▼
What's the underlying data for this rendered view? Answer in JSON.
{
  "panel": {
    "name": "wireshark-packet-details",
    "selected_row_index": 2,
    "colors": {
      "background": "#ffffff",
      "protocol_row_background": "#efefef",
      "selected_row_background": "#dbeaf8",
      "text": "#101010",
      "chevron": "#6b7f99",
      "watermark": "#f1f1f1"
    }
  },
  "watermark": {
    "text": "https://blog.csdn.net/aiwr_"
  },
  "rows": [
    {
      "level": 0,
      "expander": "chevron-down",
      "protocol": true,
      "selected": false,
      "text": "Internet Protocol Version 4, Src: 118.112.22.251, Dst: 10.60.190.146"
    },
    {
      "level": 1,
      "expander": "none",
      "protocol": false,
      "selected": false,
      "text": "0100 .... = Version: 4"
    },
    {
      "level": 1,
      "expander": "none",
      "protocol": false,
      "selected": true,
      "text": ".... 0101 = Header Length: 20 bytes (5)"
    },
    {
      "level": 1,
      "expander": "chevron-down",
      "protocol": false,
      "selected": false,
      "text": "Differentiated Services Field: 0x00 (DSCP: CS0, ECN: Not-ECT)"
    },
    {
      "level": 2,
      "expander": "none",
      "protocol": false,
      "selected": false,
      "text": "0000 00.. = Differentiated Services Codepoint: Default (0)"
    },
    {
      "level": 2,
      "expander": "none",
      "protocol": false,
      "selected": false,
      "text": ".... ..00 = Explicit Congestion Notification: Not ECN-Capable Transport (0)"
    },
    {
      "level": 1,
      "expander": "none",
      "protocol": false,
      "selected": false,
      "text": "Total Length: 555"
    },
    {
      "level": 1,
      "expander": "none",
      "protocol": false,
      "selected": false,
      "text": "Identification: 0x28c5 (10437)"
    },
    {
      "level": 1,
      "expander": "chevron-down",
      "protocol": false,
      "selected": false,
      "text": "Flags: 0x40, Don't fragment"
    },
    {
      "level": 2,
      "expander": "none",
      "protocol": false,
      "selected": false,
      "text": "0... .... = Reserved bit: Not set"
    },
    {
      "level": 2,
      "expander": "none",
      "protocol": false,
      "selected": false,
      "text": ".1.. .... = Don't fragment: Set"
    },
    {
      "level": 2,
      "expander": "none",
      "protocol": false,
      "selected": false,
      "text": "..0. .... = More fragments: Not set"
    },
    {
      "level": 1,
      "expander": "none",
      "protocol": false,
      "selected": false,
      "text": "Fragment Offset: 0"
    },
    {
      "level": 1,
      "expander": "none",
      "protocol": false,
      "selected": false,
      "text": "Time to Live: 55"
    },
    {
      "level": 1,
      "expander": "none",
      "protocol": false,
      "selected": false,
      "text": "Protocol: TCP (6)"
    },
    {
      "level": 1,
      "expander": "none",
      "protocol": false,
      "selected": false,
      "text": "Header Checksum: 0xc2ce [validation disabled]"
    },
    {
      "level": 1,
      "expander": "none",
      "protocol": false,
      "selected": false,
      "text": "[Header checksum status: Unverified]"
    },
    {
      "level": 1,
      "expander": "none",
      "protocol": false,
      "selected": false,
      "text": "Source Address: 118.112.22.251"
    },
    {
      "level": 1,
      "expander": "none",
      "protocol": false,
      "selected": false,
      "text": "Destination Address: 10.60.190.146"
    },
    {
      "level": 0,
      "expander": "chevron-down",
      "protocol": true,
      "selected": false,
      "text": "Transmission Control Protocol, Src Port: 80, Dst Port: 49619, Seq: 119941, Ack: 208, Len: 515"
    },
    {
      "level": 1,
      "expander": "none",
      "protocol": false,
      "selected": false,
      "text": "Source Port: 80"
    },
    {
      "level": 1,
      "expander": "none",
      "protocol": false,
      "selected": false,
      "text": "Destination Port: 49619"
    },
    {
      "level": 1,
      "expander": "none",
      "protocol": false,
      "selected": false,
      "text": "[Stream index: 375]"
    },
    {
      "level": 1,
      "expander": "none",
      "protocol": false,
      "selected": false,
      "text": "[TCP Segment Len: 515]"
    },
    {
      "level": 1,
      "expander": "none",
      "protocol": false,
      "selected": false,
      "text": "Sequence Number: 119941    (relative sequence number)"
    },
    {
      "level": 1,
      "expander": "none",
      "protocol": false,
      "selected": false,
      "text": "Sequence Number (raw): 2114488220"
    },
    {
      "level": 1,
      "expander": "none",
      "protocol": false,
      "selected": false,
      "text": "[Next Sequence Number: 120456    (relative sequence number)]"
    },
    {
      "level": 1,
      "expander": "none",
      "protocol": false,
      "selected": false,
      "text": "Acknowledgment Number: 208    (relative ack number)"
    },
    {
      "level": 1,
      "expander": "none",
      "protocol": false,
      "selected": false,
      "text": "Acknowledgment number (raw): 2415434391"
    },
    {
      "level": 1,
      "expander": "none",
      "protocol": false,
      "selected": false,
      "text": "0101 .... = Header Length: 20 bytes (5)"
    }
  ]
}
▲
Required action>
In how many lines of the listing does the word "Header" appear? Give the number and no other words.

Solution to this problem>
4